The long days of summer holidays draw to a close and for many the mad dash starts to acquire all that is required, before the new term. For others there may be a tearful drive home after leaving their offspring at a chosen place of further education, or an anxious time when job applications are being submitted.
The rollercoaster ride of constant assessment and exams that runs for two or four years before this, finally culminates in an eight-week wait for THE ENVELOPE. Triumph or disaster are enclosed therein and must be faced equally. Those of you who have just completed this journey, I salute you. It must have been exhausting, no matter how intelligent and motivated your child is.
I am just about to start it. At the grand old age of 14 years, my son is already thinking about university, postgraduate courses and jobs. We listen patiently before pointing out there are many bridges to cross before we need to consider these things and, as my husband says 'the only thing you should think about at 14 is sport, food and girls' (in that order!).
Perhaps this is just the new generation being responsible - with youth unemployment across Europe at an all-time high, drifting through life without a care in the world is no longer an option. Some degrees are associated with higher rates of postgraduate employment than others - medicine is always top of the class in this regard, with over 99% employment and 92% of grads working in the UK. Perhaps this is partly responsible for the oversubscription to medicine courses, but other degrees such as teaching (92.6%) and biomedical sciences (91.8%) have impressive rates of employment also. Here's the question - would you actively encourage an offspring to take up medicine?

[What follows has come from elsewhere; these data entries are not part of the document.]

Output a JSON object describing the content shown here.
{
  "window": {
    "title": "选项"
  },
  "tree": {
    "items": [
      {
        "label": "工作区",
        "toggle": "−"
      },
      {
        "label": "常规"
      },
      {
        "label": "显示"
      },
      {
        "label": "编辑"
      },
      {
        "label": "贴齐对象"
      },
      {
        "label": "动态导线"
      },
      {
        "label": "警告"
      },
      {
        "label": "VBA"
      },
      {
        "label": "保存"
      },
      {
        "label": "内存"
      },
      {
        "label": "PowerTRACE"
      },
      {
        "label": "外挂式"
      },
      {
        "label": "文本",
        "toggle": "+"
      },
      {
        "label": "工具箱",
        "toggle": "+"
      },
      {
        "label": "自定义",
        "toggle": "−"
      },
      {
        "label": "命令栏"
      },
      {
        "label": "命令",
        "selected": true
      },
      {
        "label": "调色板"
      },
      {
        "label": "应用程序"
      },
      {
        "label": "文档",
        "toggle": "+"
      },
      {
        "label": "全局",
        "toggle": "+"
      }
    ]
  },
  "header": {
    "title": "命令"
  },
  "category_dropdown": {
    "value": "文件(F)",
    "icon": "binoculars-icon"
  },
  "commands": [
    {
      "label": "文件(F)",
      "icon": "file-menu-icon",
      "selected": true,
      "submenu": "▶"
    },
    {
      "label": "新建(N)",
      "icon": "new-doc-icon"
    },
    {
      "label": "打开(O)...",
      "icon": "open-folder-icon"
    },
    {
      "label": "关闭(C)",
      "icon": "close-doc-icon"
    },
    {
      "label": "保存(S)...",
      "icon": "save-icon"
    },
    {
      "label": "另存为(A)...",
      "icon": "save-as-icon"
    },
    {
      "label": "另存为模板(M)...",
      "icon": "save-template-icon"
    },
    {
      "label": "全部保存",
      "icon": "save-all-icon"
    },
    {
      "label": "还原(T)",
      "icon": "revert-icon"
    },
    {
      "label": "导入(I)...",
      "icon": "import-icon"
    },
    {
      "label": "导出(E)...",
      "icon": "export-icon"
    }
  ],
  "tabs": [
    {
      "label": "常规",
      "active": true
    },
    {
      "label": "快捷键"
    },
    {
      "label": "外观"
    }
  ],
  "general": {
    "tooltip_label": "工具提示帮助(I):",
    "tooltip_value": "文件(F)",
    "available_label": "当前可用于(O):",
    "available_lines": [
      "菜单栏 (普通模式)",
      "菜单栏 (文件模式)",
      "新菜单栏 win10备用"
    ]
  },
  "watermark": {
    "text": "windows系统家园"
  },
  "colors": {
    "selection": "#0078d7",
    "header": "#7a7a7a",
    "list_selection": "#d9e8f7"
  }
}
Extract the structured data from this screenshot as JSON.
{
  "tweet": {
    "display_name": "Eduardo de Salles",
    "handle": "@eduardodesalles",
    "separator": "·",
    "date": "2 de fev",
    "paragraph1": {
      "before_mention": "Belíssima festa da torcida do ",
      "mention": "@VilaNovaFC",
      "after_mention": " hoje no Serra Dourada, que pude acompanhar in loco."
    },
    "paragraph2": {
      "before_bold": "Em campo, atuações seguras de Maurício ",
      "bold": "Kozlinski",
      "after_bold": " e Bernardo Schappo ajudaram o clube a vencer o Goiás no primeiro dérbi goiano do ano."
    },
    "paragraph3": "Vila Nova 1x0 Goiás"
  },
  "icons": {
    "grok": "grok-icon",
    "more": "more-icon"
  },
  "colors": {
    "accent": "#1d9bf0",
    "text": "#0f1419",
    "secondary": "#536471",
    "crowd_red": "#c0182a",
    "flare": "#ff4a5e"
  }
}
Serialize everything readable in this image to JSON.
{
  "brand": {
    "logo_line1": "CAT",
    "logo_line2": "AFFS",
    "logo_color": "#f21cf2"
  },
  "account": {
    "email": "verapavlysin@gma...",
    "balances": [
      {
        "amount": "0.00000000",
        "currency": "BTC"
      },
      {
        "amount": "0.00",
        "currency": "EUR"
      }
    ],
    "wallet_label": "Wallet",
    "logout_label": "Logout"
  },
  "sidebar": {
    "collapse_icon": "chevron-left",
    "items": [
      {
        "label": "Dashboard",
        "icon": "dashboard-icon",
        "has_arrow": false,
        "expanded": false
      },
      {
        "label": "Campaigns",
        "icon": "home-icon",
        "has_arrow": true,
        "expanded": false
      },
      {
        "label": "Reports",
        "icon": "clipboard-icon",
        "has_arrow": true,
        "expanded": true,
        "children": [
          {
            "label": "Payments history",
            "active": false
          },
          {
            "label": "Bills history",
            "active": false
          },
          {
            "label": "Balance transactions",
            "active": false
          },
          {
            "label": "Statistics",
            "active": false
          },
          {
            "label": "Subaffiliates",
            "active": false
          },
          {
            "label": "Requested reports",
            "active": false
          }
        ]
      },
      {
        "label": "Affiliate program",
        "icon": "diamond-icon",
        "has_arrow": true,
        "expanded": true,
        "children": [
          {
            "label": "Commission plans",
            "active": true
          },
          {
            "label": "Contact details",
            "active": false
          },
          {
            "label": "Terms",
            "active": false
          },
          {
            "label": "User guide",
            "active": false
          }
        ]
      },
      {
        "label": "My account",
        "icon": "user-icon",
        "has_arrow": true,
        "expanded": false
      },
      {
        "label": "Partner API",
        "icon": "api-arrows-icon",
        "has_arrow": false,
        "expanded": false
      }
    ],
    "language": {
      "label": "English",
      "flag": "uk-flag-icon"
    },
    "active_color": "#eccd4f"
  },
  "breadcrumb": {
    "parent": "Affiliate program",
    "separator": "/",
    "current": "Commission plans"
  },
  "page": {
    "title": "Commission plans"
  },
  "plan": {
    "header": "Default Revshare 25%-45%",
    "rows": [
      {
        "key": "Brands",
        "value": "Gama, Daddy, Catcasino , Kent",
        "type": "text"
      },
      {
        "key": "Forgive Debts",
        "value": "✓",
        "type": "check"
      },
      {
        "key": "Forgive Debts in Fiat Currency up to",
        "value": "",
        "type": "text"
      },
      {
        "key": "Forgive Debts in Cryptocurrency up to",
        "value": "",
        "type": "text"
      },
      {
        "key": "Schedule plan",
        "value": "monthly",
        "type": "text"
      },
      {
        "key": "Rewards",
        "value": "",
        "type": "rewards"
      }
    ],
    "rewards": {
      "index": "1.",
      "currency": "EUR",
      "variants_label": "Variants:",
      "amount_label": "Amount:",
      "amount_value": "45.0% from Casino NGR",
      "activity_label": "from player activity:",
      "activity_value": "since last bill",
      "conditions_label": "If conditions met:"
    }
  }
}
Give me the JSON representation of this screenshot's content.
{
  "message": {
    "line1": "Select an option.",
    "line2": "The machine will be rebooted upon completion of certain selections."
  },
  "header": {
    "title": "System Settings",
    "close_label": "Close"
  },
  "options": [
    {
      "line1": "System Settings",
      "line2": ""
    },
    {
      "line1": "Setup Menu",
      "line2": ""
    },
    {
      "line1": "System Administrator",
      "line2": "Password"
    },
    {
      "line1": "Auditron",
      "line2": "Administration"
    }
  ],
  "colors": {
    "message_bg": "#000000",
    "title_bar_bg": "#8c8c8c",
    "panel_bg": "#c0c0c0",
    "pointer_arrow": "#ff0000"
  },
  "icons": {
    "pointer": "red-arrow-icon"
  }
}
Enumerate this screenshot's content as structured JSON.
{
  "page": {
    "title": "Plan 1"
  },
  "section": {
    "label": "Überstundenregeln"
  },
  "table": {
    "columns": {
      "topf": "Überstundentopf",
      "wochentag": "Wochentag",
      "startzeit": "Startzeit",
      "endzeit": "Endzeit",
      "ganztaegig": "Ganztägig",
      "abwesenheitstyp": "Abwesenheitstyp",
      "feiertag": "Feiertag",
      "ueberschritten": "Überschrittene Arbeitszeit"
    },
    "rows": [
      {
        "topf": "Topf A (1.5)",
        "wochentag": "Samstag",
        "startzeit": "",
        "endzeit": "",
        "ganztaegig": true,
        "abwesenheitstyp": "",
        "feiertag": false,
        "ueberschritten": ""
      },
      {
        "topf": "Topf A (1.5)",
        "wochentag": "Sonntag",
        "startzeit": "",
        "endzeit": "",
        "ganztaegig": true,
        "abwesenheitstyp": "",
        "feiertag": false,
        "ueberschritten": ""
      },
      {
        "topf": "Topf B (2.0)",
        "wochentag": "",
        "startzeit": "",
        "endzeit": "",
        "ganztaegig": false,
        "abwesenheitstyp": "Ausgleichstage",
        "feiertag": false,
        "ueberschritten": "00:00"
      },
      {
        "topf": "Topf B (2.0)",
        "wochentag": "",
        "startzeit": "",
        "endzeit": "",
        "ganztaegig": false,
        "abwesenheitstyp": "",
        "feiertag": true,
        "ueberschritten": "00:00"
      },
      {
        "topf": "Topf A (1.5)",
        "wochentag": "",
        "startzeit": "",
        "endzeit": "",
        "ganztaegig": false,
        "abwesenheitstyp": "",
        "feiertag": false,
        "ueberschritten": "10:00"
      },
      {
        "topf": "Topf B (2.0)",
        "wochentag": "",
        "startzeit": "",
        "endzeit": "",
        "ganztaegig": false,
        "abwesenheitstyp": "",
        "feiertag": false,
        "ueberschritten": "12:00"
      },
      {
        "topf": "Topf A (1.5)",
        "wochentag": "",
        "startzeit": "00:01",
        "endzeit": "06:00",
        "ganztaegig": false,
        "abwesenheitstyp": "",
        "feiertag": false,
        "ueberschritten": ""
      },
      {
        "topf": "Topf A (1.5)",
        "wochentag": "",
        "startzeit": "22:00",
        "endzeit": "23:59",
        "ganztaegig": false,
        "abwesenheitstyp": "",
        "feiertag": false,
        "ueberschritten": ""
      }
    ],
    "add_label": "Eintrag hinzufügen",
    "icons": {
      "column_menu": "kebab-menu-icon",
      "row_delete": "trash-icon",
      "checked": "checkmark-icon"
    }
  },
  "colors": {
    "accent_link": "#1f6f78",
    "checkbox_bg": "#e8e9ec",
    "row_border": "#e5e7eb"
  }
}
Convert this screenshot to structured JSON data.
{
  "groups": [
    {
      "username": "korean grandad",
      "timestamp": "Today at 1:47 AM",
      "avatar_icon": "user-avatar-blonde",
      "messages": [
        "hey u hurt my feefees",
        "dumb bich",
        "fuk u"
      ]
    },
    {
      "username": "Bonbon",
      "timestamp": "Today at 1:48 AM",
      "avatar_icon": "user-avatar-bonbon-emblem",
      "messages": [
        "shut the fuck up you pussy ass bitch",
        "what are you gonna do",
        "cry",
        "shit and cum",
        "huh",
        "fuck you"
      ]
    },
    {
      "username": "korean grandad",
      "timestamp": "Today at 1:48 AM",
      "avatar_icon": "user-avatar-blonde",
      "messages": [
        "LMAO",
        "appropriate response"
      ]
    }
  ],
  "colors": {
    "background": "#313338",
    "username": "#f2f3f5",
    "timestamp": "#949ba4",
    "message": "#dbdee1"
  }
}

There have always been strong family ties in medicine - three or four generations being able to sit around the dinner table and discuss the latest hot topic. The ability to work hard and withstand tiredness and pressure have always been prerequisite, witnessed by the offspring and inspiring their own future career aspirations. Sometimes the youngsters may feel pressure (real or imagined) to follow suit, but when I speak to medical students it is more usual that they want to be 'as good as mum/dad'. No pressure or active encouragement required then. Next question - would you actively discourage them?
There are undoubtedly many fantastic reasons to do medicine - usually related to your patients and the team you work with, but being a good medic is challenging, mentally and physically. Keeping up-to-date, caring about your patient (no matter how tired/stressed/busy you are) and communicating effectively are necessary. I would like to think my child was capable of rising to that challenge and would have similar job satisfaction, but would never wish him to go through the daily frustrations of working in the pressure of the NHS, unsupported and unappreciated (by most). Fortunately my son loves physics and engineering (85.4% in jobs or further education), not biology.
And as we also face a new academic year we will endeavour to support you in meeting at least one of your three challenges as a medic. Our content updates for August may be found here and include revised guidance from NICE regarding hepatitis B, familial breast cancer and stroke rehabilitation.